He filled the lane on the break, rocketing up the court and finishing at the rim through contact; then, later, stopped at the wing to drain a transition three-pointer.
Jaylen Brown won’t turn 21 until later this month. As far as potential, the sky seems to be the limit. For a team walking the tightrope between developing quality youth—the Celtics have seven players age 23 or younger, including four rookies who could see rotation minutes—and competing now (Boston’s “Big Three,” are 25, 27 and 31), Brown’s versatility will be vital to the Celtics’ position-less revolution.
Head Coach Brad Stevens has 10 players 6-foot-6 or taller to cycle through his rotation. Toss in the mutant ability of 6-foot-4 Marcus Smart to guard power forwards and some centers, and visions of the Celtics deploying five-man lineups capable of switching every ball screen on defense with zero concerns about mismatches start dancing.
Here’s a snapshot of the type of impact Brown can have this year: in the third quarter with Boston up big, here’s Jaylen locked in, staying step-for-step with photon-quick Kemba Walker, blocking his jumper as the shot clock expired.
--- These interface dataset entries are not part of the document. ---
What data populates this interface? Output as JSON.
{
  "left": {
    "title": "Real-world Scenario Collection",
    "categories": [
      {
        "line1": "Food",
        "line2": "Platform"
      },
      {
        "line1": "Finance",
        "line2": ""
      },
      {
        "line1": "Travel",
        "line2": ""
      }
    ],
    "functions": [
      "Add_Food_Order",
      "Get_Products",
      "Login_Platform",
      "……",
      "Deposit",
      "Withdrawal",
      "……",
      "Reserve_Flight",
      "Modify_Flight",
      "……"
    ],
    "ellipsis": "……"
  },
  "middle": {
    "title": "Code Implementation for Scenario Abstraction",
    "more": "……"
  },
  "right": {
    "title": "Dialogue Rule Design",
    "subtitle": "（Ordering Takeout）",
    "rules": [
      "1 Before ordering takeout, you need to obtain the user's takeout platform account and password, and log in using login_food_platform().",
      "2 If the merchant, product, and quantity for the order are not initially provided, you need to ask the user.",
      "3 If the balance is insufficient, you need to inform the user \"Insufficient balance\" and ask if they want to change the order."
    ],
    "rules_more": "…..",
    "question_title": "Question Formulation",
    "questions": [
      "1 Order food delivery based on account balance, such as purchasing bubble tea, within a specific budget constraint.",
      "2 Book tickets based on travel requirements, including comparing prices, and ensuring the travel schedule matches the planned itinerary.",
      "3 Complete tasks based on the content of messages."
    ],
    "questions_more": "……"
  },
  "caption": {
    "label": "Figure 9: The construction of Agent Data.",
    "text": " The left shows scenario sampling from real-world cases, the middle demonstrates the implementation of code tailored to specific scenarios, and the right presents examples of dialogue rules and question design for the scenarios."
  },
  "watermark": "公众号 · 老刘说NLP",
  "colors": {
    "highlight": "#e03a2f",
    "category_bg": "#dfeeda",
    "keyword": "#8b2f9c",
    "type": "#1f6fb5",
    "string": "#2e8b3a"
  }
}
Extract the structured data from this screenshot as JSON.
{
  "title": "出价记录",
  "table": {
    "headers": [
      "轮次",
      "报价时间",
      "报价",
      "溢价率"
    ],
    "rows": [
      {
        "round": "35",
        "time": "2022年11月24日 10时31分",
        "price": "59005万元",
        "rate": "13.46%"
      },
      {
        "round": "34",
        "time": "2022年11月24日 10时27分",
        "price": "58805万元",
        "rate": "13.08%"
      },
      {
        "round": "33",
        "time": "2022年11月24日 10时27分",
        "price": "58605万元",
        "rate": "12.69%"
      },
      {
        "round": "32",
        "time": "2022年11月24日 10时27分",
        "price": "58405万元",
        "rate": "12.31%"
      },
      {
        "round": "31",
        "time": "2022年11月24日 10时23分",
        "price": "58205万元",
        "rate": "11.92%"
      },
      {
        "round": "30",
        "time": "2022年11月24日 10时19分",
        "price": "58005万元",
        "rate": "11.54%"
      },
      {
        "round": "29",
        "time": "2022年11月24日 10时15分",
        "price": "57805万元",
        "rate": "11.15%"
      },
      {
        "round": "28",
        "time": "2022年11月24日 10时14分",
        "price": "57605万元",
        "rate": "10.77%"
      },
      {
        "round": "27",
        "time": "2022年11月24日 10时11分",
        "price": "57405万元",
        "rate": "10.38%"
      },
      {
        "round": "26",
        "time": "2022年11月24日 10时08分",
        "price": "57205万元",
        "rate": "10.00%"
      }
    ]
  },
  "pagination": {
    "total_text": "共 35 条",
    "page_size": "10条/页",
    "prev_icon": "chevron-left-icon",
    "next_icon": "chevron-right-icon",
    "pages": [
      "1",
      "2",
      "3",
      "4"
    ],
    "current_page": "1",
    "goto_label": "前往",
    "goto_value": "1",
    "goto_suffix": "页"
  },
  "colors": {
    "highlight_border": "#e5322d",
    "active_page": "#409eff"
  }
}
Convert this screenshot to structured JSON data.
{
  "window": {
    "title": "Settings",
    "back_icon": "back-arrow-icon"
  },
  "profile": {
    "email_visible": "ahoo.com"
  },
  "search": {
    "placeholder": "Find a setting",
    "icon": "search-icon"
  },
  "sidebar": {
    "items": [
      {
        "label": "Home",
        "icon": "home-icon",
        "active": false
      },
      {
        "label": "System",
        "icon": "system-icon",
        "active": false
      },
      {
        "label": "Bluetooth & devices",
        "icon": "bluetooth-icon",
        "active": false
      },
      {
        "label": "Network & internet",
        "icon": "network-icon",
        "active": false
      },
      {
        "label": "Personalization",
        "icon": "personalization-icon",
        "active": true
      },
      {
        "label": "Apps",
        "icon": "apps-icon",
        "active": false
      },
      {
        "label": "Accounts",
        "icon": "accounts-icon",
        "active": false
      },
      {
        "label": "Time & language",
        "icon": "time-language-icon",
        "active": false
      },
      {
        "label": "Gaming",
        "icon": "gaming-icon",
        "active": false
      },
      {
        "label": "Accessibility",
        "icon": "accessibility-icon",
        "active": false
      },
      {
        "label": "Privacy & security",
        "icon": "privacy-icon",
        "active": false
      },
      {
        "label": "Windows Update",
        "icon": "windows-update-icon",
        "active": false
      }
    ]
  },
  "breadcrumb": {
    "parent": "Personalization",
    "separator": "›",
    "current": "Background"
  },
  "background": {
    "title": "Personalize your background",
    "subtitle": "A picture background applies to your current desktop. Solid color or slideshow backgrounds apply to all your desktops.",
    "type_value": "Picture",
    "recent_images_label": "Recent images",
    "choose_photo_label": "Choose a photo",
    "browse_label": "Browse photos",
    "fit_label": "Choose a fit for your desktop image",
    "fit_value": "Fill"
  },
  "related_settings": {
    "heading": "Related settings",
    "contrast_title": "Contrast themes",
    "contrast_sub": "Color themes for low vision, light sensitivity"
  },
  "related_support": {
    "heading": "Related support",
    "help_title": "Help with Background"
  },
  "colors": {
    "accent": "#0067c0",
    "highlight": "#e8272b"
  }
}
Moments later, Brown picks up 6-foot-9 Marvin Williams in the post, holding his position while William grinds and spins to no avail, with Brown blocking his jump hook.
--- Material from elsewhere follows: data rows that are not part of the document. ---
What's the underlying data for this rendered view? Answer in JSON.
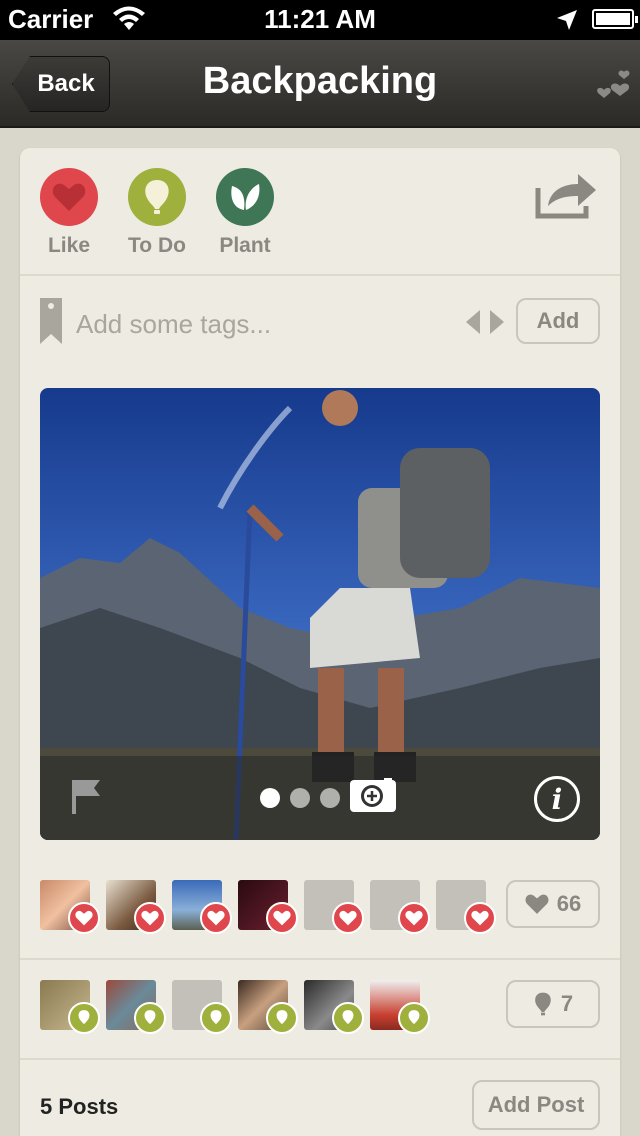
{
  "status_bar": {
    "carrier": "Carrier",
    "time": "11:21 AM"
  },
  "nav": {
    "back_label": "Back",
    "title": "Backpacking"
  },
  "actions": [
    {
      "label": "Like",
      "color": "#e0474c",
      "icon": "heart-icon"
    },
    {
      "label": "To Do",
      "color": "#a0b03d",
      "icon": "balloon-icon"
    },
    {
      "label": "Plant",
      "color": "#3f7656",
      "icon": "leaf-icon"
    }
  ],
  "tags": {
    "placeholder": "Add some tags...",
    "add_label": "Add"
  },
  "photo": {
    "page_count": 3,
    "current_page": 1
  },
  "likes": {
    "count": "66",
    "avatars": [
      "user-1",
      "user-2",
      "user-3",
      "user-4",
      "placeholder",
      "placeholder",
      "placeholder"
    ]
  },
  "todos": {
    "count": "7",
    "avatars": [
      "user-5",
      "user-6",
      "placeholder",
      "user-7",
      "user-8",
      "user-9"
    ]
  },
  "posts": {
    "label": "5 Posts",
    "add_label": "Add Post"
  },
  "colors": {
    "like": "#e0474c",
    "todo": "#a0b03d",
    "plant": "#3f7656",
    "background": "#d9d6cb",
    "card": "#edebe2"
  }
}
— Scouts Honor (@ScoutsHonorBall) October 12, 2017
The world is starting to pay attention:
Jaylen Brown guarding Kemba Walker and then Marvin Williams is one of the reasons I love Jaylen so much. Back to back blocks.
— Dave DuFour (@DaveDuFourNBA) October 12, 2017
Like the final score, Brown’s preseason numbers don’t tell the whole story. After posting a -1.6 net on/off rating last season, the +11.5 he posted for the preseason (yeah, I know, tiny sample size) ranks first out of the 51 players from last year’s draft class who played at least 10 minutes a game in at least three preseason games.
Even after adding Gordon Hayward and Kyrie Irving, questions abound about how the new-look Celtics will mesh, and where they fit in the NBA power structure. Teams like the Houston Rockets, Oklahoma City Thunder, Minnesota Timberwolves and even the Cleveland Cavaliers benefited from bringing in star power too.
The onus is on Stevens to craft a potent enough attack to keep pace with the league’s heavy hitters, and Jaylen Brown’s rapidly expanding all-around game will be essential ammunition in the NBA’s arms race.
[newsbox style=”nb1″ display=”tag” tag=”James” title=”More from James Holas” number_of_posts=”2″ show_m